Segment Open
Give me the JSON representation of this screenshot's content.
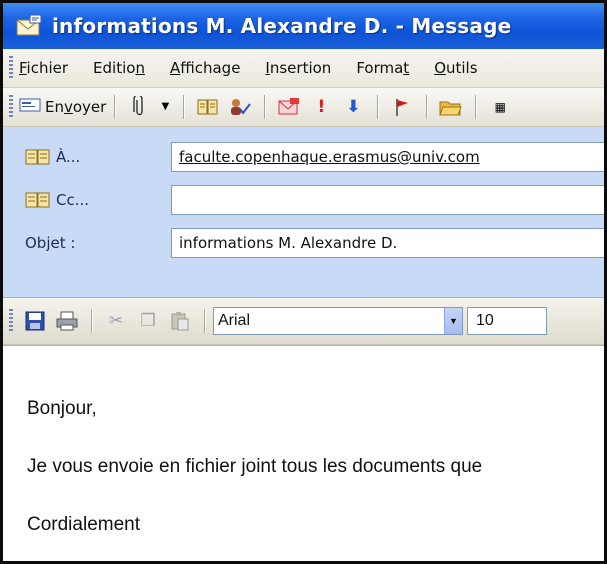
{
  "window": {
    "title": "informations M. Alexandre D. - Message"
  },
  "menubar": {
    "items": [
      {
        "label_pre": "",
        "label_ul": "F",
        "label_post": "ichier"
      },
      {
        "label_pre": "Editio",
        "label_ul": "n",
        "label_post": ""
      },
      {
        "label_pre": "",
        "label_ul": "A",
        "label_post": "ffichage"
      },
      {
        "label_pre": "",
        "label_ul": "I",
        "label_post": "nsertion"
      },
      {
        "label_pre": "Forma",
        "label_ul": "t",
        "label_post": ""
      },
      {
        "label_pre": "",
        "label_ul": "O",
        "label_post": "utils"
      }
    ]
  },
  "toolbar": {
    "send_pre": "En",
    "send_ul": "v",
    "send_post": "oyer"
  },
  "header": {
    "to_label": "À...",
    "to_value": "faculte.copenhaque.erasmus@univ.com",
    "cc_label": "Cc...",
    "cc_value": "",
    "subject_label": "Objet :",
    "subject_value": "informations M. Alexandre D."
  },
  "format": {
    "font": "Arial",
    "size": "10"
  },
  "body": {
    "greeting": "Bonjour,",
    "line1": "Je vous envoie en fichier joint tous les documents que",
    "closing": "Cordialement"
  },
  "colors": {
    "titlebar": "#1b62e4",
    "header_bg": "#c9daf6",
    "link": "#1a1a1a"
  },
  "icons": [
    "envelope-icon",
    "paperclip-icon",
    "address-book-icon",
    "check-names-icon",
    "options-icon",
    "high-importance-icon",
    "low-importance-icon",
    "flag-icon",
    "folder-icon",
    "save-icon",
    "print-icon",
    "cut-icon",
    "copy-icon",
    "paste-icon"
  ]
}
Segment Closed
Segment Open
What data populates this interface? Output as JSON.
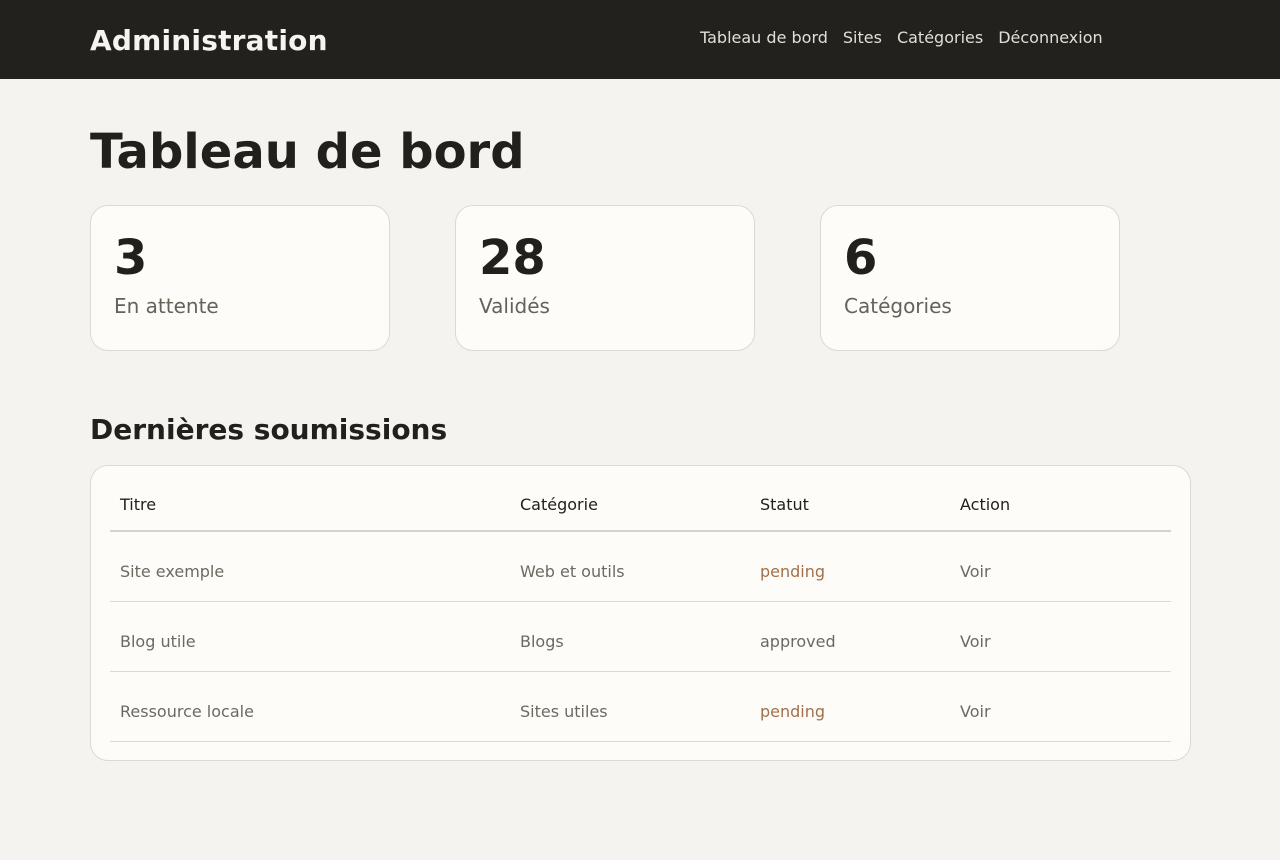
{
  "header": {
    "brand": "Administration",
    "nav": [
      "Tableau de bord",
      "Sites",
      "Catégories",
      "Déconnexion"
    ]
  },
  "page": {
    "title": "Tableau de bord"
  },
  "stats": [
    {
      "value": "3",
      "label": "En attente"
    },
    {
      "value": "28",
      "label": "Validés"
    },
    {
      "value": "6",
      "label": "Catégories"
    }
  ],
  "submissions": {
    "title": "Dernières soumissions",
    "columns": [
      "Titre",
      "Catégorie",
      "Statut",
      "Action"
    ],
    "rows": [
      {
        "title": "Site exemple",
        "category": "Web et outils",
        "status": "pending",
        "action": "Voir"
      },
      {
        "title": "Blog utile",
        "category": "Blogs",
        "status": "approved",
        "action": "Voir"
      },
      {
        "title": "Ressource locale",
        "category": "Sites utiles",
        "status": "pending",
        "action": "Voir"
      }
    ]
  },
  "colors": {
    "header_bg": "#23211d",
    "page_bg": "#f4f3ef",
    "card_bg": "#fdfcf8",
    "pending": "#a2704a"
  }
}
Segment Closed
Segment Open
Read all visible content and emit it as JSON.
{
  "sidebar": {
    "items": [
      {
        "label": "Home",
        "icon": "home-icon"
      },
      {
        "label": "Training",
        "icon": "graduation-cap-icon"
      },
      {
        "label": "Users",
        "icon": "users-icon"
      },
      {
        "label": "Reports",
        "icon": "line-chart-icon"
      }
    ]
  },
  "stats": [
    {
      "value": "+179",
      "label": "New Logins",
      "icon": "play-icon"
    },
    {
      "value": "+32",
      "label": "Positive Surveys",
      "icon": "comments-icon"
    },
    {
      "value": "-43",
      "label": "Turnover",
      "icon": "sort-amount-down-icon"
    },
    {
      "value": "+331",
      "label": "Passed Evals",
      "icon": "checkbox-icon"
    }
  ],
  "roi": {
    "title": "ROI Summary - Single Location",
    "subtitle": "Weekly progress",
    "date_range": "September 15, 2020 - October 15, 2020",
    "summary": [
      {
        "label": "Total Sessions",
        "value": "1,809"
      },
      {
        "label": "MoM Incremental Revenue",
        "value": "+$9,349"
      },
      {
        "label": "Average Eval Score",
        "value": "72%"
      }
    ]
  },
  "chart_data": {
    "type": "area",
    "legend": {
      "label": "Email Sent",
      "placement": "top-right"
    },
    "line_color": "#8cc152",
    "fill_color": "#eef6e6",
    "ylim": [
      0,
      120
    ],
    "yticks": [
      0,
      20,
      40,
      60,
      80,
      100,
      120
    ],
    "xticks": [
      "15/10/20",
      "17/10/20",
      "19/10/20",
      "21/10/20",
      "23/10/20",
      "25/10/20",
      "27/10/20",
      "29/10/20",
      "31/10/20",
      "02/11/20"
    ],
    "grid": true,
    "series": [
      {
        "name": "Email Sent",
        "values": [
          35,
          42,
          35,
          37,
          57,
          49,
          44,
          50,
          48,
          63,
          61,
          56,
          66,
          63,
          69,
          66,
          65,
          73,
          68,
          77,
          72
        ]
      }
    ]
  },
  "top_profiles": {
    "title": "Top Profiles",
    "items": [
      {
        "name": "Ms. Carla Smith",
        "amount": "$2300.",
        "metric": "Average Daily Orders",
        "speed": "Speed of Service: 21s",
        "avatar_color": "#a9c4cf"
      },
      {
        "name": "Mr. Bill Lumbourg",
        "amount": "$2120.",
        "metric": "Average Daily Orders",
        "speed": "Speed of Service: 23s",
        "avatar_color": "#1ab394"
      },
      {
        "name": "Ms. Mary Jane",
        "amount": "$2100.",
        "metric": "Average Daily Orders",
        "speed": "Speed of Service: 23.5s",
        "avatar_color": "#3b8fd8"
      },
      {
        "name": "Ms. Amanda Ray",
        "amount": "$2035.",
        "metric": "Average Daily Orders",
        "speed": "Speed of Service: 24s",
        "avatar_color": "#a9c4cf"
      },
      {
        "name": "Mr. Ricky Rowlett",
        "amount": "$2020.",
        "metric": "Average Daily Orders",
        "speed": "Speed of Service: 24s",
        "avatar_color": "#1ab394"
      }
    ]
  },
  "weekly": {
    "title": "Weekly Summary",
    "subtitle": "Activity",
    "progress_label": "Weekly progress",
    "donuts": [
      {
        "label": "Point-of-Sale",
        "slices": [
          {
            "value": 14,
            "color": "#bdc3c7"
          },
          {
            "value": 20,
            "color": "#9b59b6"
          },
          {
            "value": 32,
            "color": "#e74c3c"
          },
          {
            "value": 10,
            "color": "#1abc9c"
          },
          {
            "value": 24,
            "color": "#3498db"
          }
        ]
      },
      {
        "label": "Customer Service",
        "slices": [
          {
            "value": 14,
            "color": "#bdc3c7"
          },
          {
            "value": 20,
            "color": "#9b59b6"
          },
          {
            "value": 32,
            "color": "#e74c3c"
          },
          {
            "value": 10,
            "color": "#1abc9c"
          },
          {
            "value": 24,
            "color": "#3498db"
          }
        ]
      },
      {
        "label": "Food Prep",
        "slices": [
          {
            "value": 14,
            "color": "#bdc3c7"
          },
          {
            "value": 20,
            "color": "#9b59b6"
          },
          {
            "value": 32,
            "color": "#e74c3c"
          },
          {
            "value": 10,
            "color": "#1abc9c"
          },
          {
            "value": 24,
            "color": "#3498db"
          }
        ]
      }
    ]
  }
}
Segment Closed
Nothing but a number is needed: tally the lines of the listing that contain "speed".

5